- Identify the external part of the ear where compounded formulations are placed.
- Identify common nonaqueous vehicles used in otic formulations.
- Identify common ointment bases used in otic formulations.
The ear has three main sections: the outer ear, the middle ear, and the inner ear. The outer ear contains the external part of the ear as well as the part of the ear canal that leads up to the tympanic membrane. Cerumen (ear wax) is produced in the skin of the ear canal. It serves to lubricate the canal and extrap dust and foreign materials.
The middle ear contains the three ear bones or ossicles: the malleus, incus, and stapes. The middle ear also contains the Eustachian tube. The Eustachian tube functions to equalize pressure and allows mucus drainage.
The inner ear contains the cochlea which is the organ of hearing. The inner ear also contains three semi-circular canals and the vestibule which function to maintain balance.
The external auditory canal provides an ideal environment for bacterial growth because it is warm and moist. Otic solutions and suspensions are used to treat infections in the external auditory canal.
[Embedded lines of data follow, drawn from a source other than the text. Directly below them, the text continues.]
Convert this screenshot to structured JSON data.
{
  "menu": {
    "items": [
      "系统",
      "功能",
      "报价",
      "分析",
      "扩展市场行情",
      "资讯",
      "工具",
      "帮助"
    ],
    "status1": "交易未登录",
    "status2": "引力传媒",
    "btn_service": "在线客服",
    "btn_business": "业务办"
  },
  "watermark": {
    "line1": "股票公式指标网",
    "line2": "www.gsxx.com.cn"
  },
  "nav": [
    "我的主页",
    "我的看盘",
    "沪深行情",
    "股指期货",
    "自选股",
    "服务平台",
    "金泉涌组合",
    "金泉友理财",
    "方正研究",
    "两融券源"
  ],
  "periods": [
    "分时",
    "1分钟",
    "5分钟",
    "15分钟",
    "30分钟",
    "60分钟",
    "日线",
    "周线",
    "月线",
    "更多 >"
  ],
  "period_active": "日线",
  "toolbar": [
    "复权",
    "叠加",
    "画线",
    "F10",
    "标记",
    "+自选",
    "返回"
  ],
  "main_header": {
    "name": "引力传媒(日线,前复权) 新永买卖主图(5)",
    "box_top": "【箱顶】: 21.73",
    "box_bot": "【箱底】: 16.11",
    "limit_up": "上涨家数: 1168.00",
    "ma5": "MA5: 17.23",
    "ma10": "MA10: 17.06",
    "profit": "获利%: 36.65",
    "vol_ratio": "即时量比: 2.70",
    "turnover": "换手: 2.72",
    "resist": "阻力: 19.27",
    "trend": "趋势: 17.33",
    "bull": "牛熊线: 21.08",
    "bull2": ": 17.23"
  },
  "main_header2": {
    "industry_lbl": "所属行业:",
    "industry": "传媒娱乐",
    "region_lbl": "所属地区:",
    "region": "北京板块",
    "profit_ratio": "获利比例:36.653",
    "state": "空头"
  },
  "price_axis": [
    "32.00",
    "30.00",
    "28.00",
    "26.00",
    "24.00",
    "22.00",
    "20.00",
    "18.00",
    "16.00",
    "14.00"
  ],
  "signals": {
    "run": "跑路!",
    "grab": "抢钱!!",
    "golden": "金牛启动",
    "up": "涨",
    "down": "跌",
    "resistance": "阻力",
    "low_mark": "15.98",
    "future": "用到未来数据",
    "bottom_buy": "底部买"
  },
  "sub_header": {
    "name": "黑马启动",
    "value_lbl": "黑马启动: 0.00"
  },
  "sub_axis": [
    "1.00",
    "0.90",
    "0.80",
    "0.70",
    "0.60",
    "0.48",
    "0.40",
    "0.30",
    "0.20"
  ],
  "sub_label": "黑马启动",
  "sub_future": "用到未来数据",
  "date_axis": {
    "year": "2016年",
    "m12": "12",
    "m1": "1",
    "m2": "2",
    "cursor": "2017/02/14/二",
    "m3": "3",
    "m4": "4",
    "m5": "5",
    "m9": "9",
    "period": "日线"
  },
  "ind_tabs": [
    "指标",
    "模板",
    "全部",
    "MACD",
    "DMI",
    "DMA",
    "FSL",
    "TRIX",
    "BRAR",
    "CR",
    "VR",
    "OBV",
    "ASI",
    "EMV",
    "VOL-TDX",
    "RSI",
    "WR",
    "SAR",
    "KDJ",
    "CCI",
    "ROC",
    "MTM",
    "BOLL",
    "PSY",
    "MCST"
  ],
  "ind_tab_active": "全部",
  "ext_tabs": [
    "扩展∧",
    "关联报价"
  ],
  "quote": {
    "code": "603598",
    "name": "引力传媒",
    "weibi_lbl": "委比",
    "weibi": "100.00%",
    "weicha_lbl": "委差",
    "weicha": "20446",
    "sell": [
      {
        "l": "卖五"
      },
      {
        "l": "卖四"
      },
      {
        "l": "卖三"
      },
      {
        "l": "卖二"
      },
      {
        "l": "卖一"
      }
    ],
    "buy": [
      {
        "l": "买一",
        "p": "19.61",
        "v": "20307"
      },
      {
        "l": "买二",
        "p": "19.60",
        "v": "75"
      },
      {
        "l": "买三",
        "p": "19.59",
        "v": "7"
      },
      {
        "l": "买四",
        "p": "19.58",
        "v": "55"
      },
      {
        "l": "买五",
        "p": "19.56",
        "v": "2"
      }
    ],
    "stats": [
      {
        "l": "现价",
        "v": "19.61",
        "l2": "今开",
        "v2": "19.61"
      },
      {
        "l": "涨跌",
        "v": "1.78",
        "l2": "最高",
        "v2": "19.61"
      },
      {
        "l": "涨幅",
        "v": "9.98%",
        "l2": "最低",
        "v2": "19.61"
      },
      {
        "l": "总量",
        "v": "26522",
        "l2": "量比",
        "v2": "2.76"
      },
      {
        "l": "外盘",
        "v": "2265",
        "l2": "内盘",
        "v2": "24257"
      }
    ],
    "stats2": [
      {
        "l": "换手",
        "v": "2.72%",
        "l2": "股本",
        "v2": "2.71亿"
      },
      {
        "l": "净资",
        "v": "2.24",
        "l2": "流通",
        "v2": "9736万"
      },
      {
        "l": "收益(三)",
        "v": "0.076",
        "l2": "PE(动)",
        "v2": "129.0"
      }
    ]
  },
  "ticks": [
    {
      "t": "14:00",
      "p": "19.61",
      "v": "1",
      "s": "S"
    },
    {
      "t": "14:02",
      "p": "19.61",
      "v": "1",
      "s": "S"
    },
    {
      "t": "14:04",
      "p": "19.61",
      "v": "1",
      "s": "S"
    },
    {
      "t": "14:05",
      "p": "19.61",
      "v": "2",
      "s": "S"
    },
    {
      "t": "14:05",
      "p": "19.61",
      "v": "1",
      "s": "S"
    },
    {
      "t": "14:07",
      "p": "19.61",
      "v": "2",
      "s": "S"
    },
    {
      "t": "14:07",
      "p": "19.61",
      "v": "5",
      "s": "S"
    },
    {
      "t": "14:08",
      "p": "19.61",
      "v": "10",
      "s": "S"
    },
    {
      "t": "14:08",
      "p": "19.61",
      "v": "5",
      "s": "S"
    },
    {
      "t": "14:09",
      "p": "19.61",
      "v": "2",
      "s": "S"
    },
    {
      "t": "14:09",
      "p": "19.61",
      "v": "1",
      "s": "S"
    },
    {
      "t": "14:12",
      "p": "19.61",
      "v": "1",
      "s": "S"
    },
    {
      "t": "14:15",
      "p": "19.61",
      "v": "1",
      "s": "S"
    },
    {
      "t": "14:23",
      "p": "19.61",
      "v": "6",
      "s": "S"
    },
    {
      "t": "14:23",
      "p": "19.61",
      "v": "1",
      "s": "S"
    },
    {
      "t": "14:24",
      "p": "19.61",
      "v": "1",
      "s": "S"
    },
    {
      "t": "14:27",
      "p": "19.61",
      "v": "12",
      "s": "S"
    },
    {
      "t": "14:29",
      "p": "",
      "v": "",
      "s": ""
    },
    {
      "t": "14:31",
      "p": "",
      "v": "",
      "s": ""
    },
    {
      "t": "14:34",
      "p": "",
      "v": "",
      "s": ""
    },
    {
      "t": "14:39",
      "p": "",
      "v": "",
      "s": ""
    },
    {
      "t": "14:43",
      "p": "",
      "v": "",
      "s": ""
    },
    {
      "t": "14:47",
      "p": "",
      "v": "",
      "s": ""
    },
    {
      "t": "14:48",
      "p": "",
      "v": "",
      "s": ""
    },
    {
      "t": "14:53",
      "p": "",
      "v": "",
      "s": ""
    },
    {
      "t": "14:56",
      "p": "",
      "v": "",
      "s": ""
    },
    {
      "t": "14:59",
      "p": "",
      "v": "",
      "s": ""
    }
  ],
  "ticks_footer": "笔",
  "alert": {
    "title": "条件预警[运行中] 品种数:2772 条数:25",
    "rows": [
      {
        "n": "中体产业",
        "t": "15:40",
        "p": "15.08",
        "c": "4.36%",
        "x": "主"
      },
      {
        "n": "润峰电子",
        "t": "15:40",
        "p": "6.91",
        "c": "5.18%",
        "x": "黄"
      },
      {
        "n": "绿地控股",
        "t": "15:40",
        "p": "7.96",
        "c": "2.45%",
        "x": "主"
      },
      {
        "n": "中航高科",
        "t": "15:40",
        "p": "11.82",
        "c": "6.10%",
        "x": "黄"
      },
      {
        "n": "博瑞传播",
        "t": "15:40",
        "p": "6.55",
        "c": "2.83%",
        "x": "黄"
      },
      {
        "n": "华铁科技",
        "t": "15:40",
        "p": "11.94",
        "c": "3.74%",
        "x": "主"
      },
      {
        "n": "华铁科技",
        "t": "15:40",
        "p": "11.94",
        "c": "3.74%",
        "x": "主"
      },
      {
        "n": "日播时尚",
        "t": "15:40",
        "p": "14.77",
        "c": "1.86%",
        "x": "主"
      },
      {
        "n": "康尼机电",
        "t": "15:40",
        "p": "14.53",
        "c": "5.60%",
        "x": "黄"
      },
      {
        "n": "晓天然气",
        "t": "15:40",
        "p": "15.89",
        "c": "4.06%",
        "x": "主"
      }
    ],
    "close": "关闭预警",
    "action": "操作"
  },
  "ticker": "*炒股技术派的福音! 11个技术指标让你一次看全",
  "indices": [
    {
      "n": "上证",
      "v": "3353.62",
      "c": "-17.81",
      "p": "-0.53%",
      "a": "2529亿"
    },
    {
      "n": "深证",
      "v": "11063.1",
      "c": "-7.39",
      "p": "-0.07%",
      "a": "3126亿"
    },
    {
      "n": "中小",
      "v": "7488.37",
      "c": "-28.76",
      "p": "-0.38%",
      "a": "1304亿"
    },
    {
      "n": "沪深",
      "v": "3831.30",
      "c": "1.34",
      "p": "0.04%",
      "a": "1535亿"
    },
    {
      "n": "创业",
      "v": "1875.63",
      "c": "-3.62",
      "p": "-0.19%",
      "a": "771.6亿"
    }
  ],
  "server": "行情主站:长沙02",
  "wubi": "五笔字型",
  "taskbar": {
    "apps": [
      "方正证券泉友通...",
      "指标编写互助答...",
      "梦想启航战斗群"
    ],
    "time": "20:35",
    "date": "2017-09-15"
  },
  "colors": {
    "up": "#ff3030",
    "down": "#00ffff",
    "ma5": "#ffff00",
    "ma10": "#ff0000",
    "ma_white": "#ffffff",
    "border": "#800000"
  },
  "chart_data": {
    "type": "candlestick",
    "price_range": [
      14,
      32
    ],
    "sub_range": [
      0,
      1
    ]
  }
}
The solvents are typically glycerin, propylene glycol, vegetable oils (e.g., olive oil), mineral oils, or low molecular weight polyethylene glycols (e.g., PEG 300). These solvents adhere to the canal wall better than water or alcohol.
A formulation for ear wax impaction could contain carbamide peroxide, glycerin, hydrogen peroxide, and olive oil. The carbamide peroxide and hydrogen peroxide contribute a mechanical “bubbling” action that softens and breaks up dried cerumen. These two ingredients also have anti-infective properties.
Glycerin is hygroscopic and absorbs moisture which also helps soften cerumen. Olive oil is a softening agents and keeps the formulation in the ear longer because of its viscosity.
The itching associated with seborrhea, or psoriasis, can be treated with topical corticosteroid formulations. Otic gels and ointments are used in these formulations and they are applied directly to the skin of the ear. Otic ointments typically use petrolatum as the base.
Otic Drop Administration
- Wash your hands with soap and warm water.
- Warm the dropper bottle in your hands. If a suspension, shake well prior to withdrawing medication.
- Draw up a small amount of medication into the medicine dropper.
- Lie on your side so that the affected ear points toward the ceiling.
- Position the tip of the medicine dropper just inside the affected ear canal. Avoid touching the dropper against the ear or anything else. For adults, hold the ear lobe up and back; for children, hold the earlobe down and back.
- Squeeze the directed number of drops into ear canal and allow the drops to run into the ear.
- Remain lying down for 3 to 5 minutes so that the medication has a chance to spread throughout the ear canal; gently massage the area around ear to aid the spreading and distribution of the ear drops in the canal.
- Place a clean cotton pledget just inside ear to prevent leakage of the solution when head is held in an upright position.
- Replace the cap tightly on the bottle.
- Never use ear drops if your eardrum has been damaged.
- Avoid using very hot or very cold ear drops. The medication should be at room temperature or slightly warmer. If necessary, warm the drops by holding the bottle in your hand for a few minutes.
- It may be much easier to have someone else instill ear drops if this is easier for you.